§ **Task**
All of the data below should be repeated exactly. Pictures should not be included.

-- Source material follows --

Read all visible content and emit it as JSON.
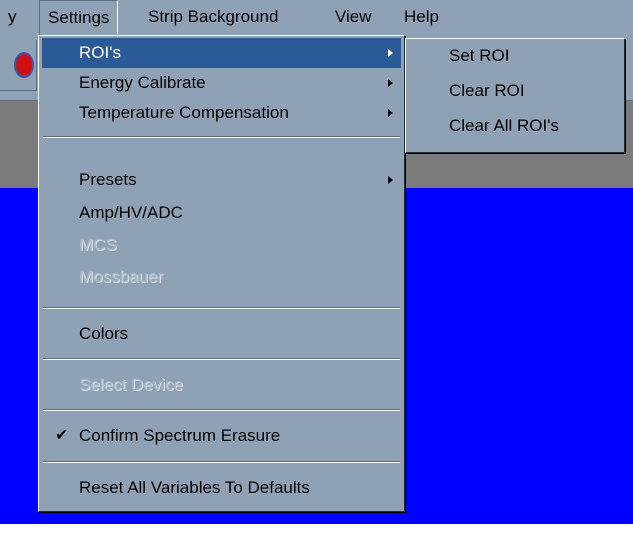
{
  "menubar": {
    "items": [
      "y",
      "Settings",
      "Strip Background",
      "View",
      "Help"
    ]
  },
  "settings_menu": {
    "items": [
      {
        "label": "ROI's",
        "submenu": true,
        "highlighted": true,
        "enabled": true
      },
      {
        "label": "Energy Calibrate",
        "submenu": true,
        "enabled": true
      },
      {
        "label": "Temperature Compensation",
        "submenu": true,
        "enabled": true
      },
      {
        "label": "Presets",
        "submenu": true,
        "enabled": true
      },
      {
        "label": "Amp/HV/ADC",
        "enabled": true
      },
      {
        "label": "MCS",
        "enabled": false
      },
      {
        "label": "Mossbauer",
        "enabled": false
      },
      {
        "label": "Colors",
        "enabled": true
      },
      {
        "label": "Select Device",
        "enabled": false
      },
      {
        "label": "Confirm Spectrum Erasure",
        "checked": true,
        "enabled": true
      },
      {
        "label": "Reset All Variables To Defaults",
        "enabled": true
      }
    ]
  },
  "roi_submenu": {
    "items": [
      "Set ROI",
      "Clear ROI",
      "Clear All ROI's"
    ]
  },
  "icons": {
    "check": "✔",
    "toolbar_button": "red-circle-icon"
  },
  "colors": {
    "menu_bg": "#8fa2b5",
    "highlight": "#2a5b98",
    "client_bg": "#0000fe",
    "band": "#7b7b7b"
  }
}
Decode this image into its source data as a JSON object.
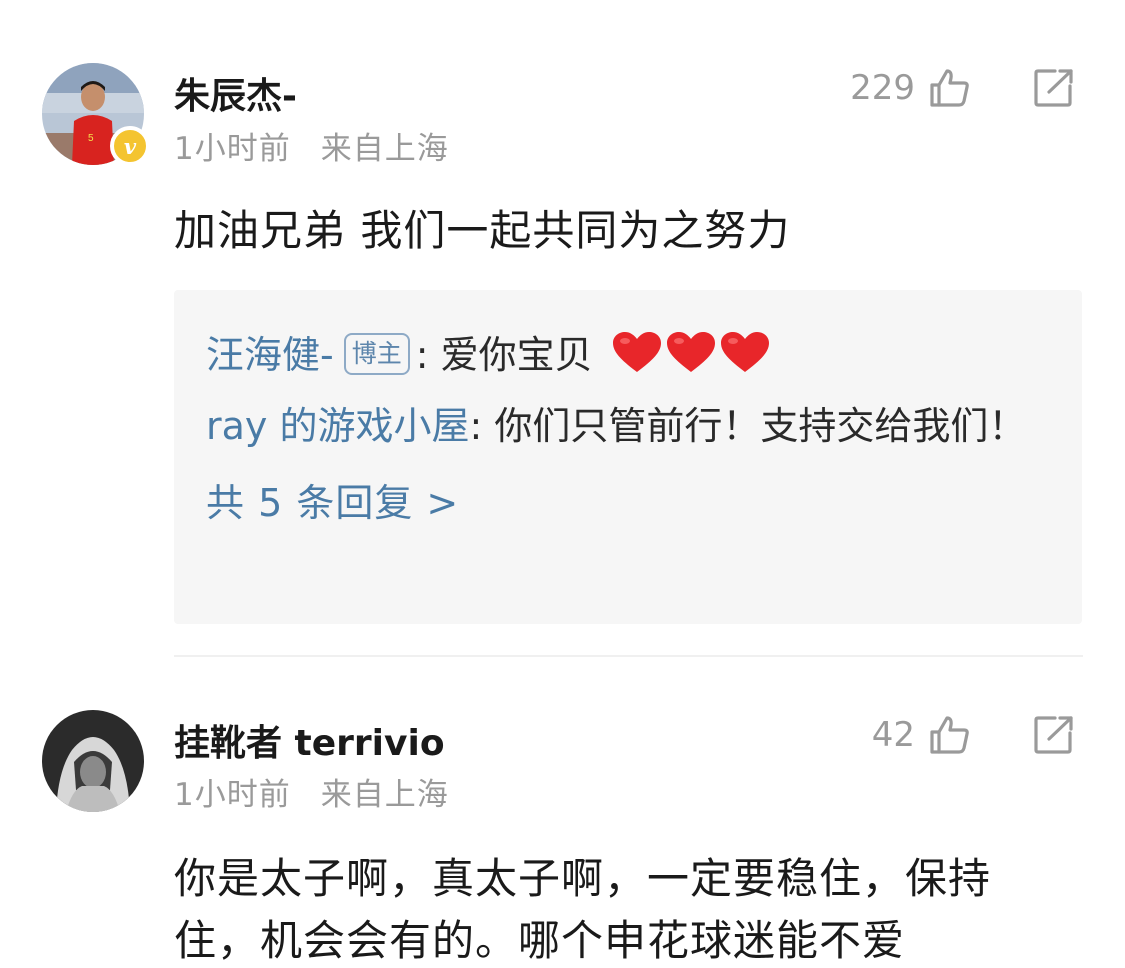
{
  "comments": [
    {
      "username": "朱辰杰-",
      "time": "1小时前",
      "location": "来自上海",
      "likes": "229",
      "verified": true,
      "verified_badge": "v",
      "text": "加油兄弟 我们一起共同为之努力",
      "replies": [
        {
          "author": "汪海健-",
          "badge": "博主",
          "text": "爱你宝贝",
          "hearts": 3
        },
        {
          "author": "ray 的游戏小屋",
          "text": "你们只管前行！支持交给我们！"
        }
      ],
      "more_replies": "共 5 条回复 >"
    },
    {
      "username": "挂靴者 terrivio",
      "time": "1小时前",
      "location": "来自上海",
      "likes": "42",
      "text": "你是太子啊，真太子啊，一定要稳住，保持住，机会会有的。哪个申花球迷能不爱"
    }
  ],
  "colors": {
    "link_blue": "#4a7ba6",
    "gray_text": "#9a9a9a",
    "verified_gold": "#f4c430",
    "heart_red": "#e8262a",
    "reply_bg": "#f6f6f6"
  },
  "icons": {
    "like": "thumbs-up-icon",
    "share": "share-icon",
    "heart": "heart-icon",
    "verified": "verified-badge-icon"
  }
}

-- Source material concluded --

§ **Solution for this exercise**
Read all visible content and emit it as JSON.
{
  "menubar": {
    "items": [
      "y",
      "Settings",
      "Strip Background",
      "View",
      "Help"
    ]
  },
  "settings_menu": {
    "items": [
      {
        "label": "ROI's",
        "submenu": true,
        "highlighted": true,
        "enabled": true
      },
      {
        "label": "Energy Calibrate",
        "submenu": true,
        "enabled": true
      },
      {
        "label": "Temperature Compensation",
        "submenu": true,
        "enabled": true
      },
      {
        "label": "Presets",
        "submenu": true,
        "enabled": true
      },
      {
        "label": "Amp/HV/ADC",
        "enabled": true
      },
      {
        "label": "MCS",
        "enabled": false
      },
      {
        "label": "Mossbauer",
        "enabled": false
      },
      {
        "label": "Colors",
        "enabled": true
      },
      {
        "label": "Select Device",
        "enabled": false
      },
      {
        "label": "Confirm Spectrum Erasure",
        "checked": true,
        "enabled": true
      },
      {
        "label": "Reset All Variables To Defaults",
        "enabled": true
      }
    ]
  },
  "roi_submenu": {
    "items": [
      "Set ROI",
      "Clear ROI",
      "Clear All ROI's"
    ]
  },
  "icons": {
    "check": "✔",
    "toolbar_button": "red-circle-icon"
  },
  "colors": {
    "menu_bg": "#8fa2b5",
    "highlight": "#2a5b98",
    "client_bg": "#0000fe",
    "band": "#7b7b7b"
  }
}
Decode this image into its source data as a JSON object.
{
  "comments": [
    {
      "username": "朱辰杰-",
      "time": "1小时前",
      "location": "来自上海",
      "likes": "229",
      "verified": true,
      "verified_badge": "v",
      "text": "加油兄弟 我们一起共同为之努力",
      "replies": [
        {
          "author": "汪海健-",
          "badge": "博主",
          "text": "爱你宝贝",
          "hearts": 3
        },
        {
          "author": "ray 的游戏小屋",
          "text": "你们只管前行！支持交给我们！"
        }
      ],
      "more_replies": "共 5 条回复 >"
    },
    {
      "username": "挂靴者 terrivio",
      "time": "1小时前",
      "location": "来自上海",
      "likes": "42",
      "text": "你是太子啊，真太子啊，一定要稳住，保持住，机会会有的。哪个申花球迷能不爱"
    }
  ],
  "colors": {
    "link_blue": "#4a7ba6",
    "gray_text": "#9a9a9a",
    "verified_gold": "#f4c430",
    "heart_red": "#e8262a",
    "reply_bg": "#f6f6f6"
  },
  "icons": {
    "like": "thumbs-up-icon",
    "share": "share-icon",
    "heart": "heart-icon",
    "verified": "verified-badge-icon"
  }
}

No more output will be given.